So is Beirut a safe place? Yes and no, like many cities nowadays. Its multi-confessionalism will strike you; people are not only bilingual but trilingual, oddly enough you can use US Dollars anywhere anytime. You will feel more than welcome by everybody on the streets; you will never be left out; people will always be ready to help. If you're willing to rent a car or a chauffeur (to avoid the tensions during traffic peaks) or hop on the public bus if you manage to understand its terms then I would advise a week to 10 days in and around the city to truly appreciate not just what Beirut has to offer, but Lebanon.
The country has many gems. In winter you can go skiing, the rest of the year you can bathe, but most importantly you can visit the UNESCO World Heritage sites: the famous Roman Temple, Baalbek; the most extended cave complex in the Middle East, the Jeita Grotto, The Mseilha Fort that can literally be found by the highway going up North, the Sidon Sea Castle in Saida, the antique town of Tyre, a great Phoenician city on the southern coast, the list just keeps going!
Make sure to learn some few terms before you get there, Marhaba for greetings, Shoukran for thank you and whenever you are faced with a big mess, you say Hay Beyrouth! - "It's Beirut!"
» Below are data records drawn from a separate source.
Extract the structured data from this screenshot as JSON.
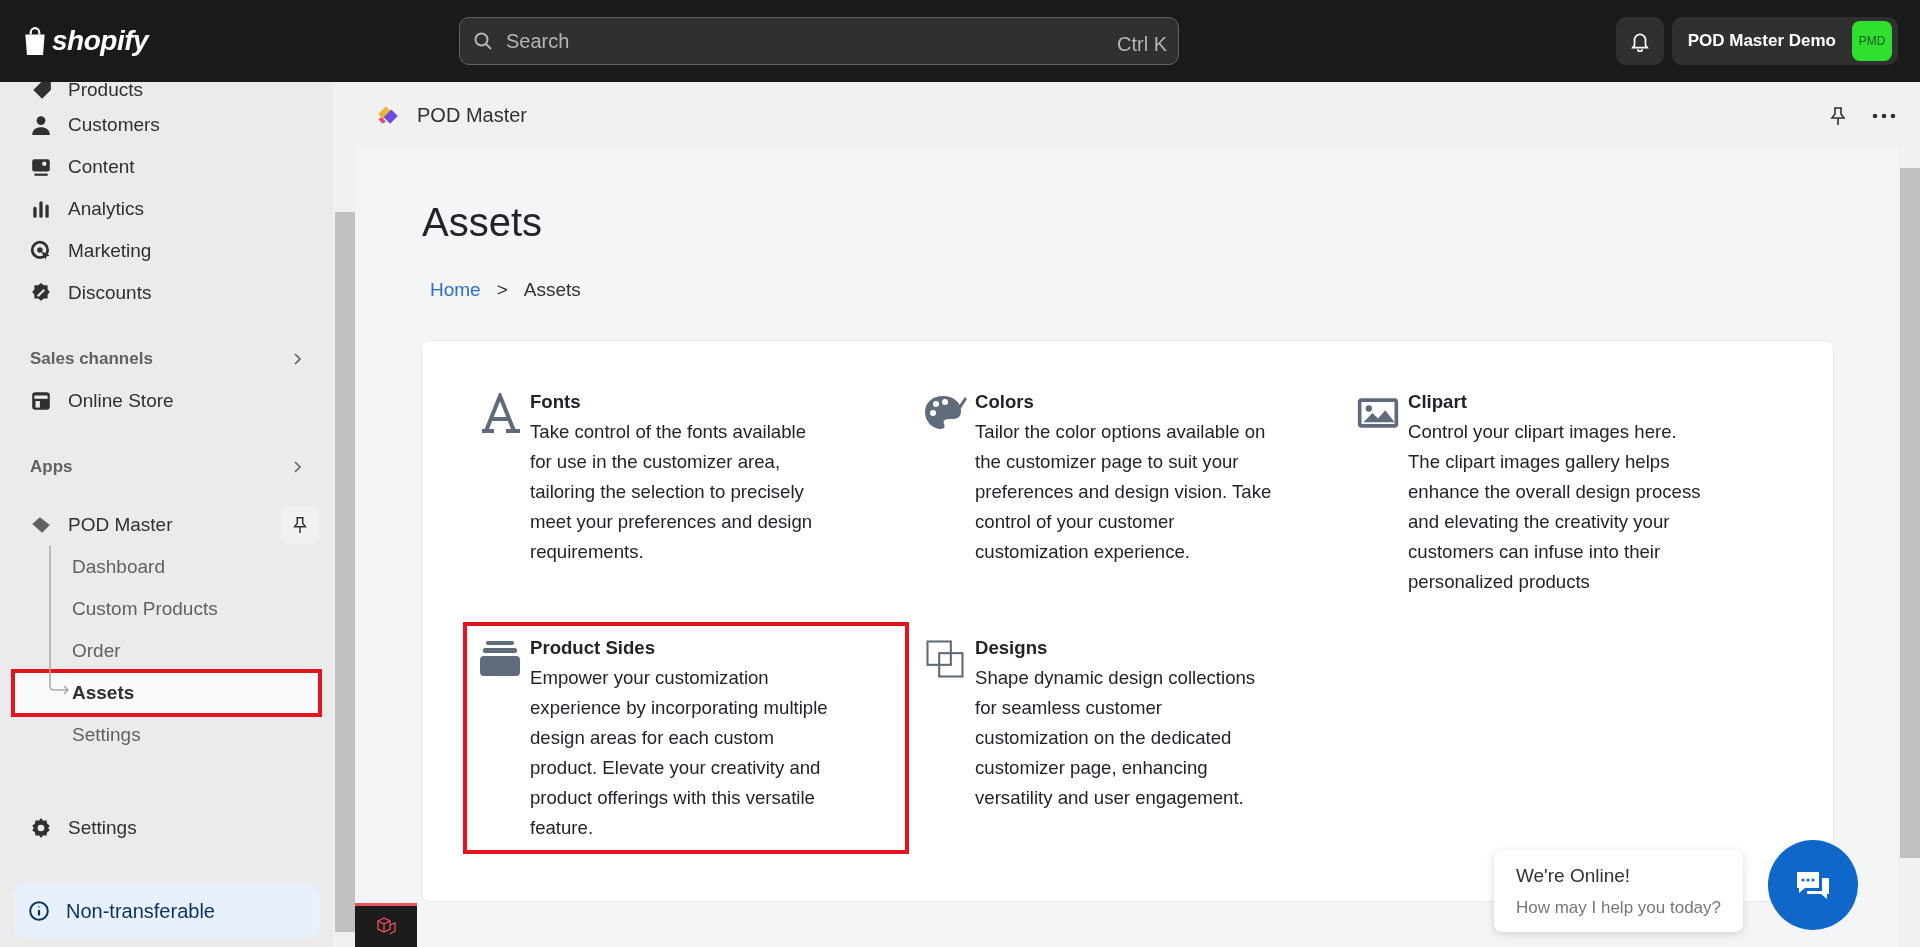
{
  "topbar": {
    "logo": "shopify",
    "search": {
      "placeholder": "Search",
      "shortcut": "Ctrl K"
    },
    "store": {
      "name": "POD Master Demo",
      "avatar": "PMD"
    }
  },
  "sidebar": {
    "main_items": [
      {
        "label": "Products"
      },
      {
        "label": "Customers"
      },
      {
        "label": "Content"
      },
      {
        "label": "Analytics"
      },
      {
        "label": "Marketing"
      },
      {
        "label": "Discounts"
      }
    ],
    "sales_channels": {
      "title": "Sales channels",
      "items": [
        {
          "label": "Online Store"
        }
      ]
    },
    "apps": {
      "title": "Apps",
      "app": {
        "label": "POD Master",
        "children": [
          {
            "label": "Dashboard",
            "selected": false,
            "highlighted": false
          },
          {
            "label": "Custom Products",
            "selected": false,
            "highlighted": false
          },
          {
            "label": "Order",
            "selected": false,
            "highlighted": false
          },
          {
            "label": "Assets",
            "selected": true,
            "highlighted": true
          },
          {
            "label": "Settings",
            "selected": false,
            "highlighted": false
          }
        ]
      }
    },
    "settings": "Settings",
    "notice": "Non-transferable"
  },
  "app_header": {
    "title": "POD Master"
  },
  "page": {
    "title": "Assets",
    "breadcrumb": [
      {
        "label": "Home",
        "link": true
      },
      {
        "label": ">",
        "link": false
      },
      {
        "label": "Assets",
        "link": false
      }
    ],
    "tiles": [
      {
        "title": "Fonts",
        "text": "Take control of the fonts available for use in the customizer area, tailoring the selection to precisely meet your preferences and design requirements.",
        "highlighted": false
      },
      {
        "title": "Colors",
        "text": "Tailor the color options available on the customizer page to suit your preferences and design vision. Take control of your customer customization experience.",
        "highlighted": false
      },
      {
        "title": "Clipart",
        "text": "Control your clipart images here. The clipart images gallery helps enhance the overall design process and elevating the creativity your customers can infuse into their personalized products",
        "highlighted": false
      },
      {
        "title": "Product Sides",
        "text": "Empower your customization experience by incorporating multiple design areas for each custom product. Elevate your creativity and product offerings with this versatile feature.",
        "highlighted": true
      },
      {
        "title": "Designs",
        "text": "Shape dynamic design collections for seamless customer customization on the dedicated customizer page, enhancing versatility and user engagement.",
        "highlighted": false
      }
    ]
  },
  "chat": {
    "title": "We're Online!",
    "subtitle": "How may I help you today?"
  }
}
C'est Beyrouth is at L’Institut des Cultures d’Islam until 28 July 2019. Free Entry. Tuesday until Sunday from 11h00 until 19h00 except Wednesday when it is open from 16h00 until 20h00. Closed Monday and public holidays. The exhibition is spread over two locations:
ICI Stephenson : 56, rue Stephenson – 75018 Paris
ICI Léon : 19, rue Léon – 75018 Paris (location of Vianney Le Caer's work)
About the Author : Clara Abi Nader
Clara is a photographer guide at Aperture Tours Paris. She is a graduate of Photography from the Lebanese Academy of Fine Arts, and she likes to develop a sense of narrative in the cinematic images she creates. She enjoys turning the mundane into magnificence.
About the Photographer : Vianney Le Caer
Vianney is a photographer guide at Aperture Tours London. He graduated with an MA in Photojournalism and Documentary Photography from the London College of Communication. In between foreign assignments, predominantly in conflicts areas, he cover local news and celebrity events in the city.